Although hardy in the ground, a bamboo in a container can suffer from drought in the winter. Bamboos need regular watering all year round, including winter, when the evergreen leaves can be stripped of water by cold winds and its root system is unable to replace the moisture from frozen compost. If planting out in the garden is not an option, then I would repot. Other than dwarf and very slow-growing species, most bamboos will fill their pots with roots within two years, and if not repotted will deteriorate for lack of water and nutrients.

Divide the plant by sawing or chopping through the congested root ball. After division, remove old, thin and weak growth, and about 30%-50% of the top growth, which will concentrate growth into the new shoots, making them come through thicker and stronger. This is best carried out in autumn or early spring. Use a soil-based compost and add a slow-release fertiliser and water-storage granules; remember that, although bamboos have a high demand for water, they will not tolerate water logging.

A balanced liquid feed is recommended to keep plants looking their best.

Can I grow a mimosa in Edinburgh? I have a sheltered garden that gets afternoon sun.
Acacia dealbata is native to Australia and Africa and unlikely to thrive in Edinburgh for at least another 80 years, by which time global warming could have kicked in, providing a climate warm enough even for Scottish vineyards… but I digress. Another acacia, which is reasonably hardy and may be worth a try, is A. pravissima (Oven’s wattle) – a small, weeping evergreen tree with masses of fragrant yellow flowers in spring. You could grow one in a container using John Innes No2, and place it somewhere in winter where the temperature does not fall below 4C. Alternatively, plant in well-drained, fertile soil in a sunny, sheltered spot and talk to it in an Australian accent.

I have a forsythia that I had to savage because it was choked by a neighbour’s vine. It now consists of a collection of 5ft stalks with some foliage at the top. How can I get back its bushy appearance?

Neglected specimens can be cut down almost to ground level (about 30cm) in early spring, to promote new growth this summer.
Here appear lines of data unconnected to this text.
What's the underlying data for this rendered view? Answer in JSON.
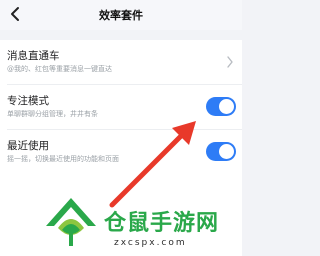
{
  "header": {
    "title": "效率套件"
  },
  "settings": {
    "items": [
      {
        "name": "消息直通车",
        "desc": "@我的、红包等重要消息一键直达"
      },
      {
        "name": "专注模式",
        "desc": "单聊群聊分组管理，井井有条",
        "toggle_on": true
      },
      {
        "name": "最近使用",
        "desc": "摇一摇，切换最近使用的功能和页面",
        "toggle_on": true
      }
    ]
  },
  "watermark": {
    "brand": "仓鼠手游网",
    "url": "zxcspx.com"
  },
  "colors": {
    "accent": "#2e7cf6",
    "arrow": "#e8392a",
    "brand_green": "#2aa84a"
  },
  "icons": {
    "back": "chevron-left-icon",
    "row_open": "chevron-right-icon",
    "logo": "leaf-house-logo"
  }
}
Leave one or two of the stems unpruned, so as not to shock the plant to death, then prune them next year.